A single number is the answer: how many lines of the data hold "Summer"?

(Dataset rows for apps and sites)
§ §
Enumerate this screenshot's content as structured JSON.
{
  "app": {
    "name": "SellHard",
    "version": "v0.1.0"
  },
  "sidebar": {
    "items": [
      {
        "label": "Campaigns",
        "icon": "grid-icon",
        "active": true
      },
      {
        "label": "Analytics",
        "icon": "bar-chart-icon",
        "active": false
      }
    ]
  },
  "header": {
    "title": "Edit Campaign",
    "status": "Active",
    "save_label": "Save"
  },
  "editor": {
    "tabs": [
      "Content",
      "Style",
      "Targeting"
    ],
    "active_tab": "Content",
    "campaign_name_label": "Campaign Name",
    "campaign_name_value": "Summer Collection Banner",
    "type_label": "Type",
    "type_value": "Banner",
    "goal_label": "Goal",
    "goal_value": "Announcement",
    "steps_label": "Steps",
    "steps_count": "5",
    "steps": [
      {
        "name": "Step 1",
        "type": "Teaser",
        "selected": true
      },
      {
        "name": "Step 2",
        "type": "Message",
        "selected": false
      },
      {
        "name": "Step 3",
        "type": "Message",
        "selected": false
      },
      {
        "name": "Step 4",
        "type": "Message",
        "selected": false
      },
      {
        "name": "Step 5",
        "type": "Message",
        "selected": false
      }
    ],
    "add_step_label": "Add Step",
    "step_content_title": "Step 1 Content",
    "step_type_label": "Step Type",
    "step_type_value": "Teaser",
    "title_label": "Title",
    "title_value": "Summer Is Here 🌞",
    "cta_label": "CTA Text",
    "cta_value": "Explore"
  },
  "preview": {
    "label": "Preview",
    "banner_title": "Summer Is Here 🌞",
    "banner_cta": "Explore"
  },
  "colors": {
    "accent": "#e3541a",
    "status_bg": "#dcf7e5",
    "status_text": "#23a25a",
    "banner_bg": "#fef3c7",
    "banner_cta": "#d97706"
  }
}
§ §
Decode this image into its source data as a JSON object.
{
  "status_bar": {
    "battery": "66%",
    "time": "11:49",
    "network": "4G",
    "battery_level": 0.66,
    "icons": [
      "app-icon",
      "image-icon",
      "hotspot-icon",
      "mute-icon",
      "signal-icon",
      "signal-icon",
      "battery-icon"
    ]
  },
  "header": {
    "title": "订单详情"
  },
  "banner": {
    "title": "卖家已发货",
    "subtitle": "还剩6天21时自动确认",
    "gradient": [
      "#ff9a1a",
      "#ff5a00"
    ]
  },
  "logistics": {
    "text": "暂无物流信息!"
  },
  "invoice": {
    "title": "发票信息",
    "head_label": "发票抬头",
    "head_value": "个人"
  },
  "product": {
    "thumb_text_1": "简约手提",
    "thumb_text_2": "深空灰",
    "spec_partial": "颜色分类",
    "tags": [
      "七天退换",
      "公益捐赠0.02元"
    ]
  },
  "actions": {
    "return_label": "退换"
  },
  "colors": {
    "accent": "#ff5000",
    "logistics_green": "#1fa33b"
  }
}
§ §
Task solution: 3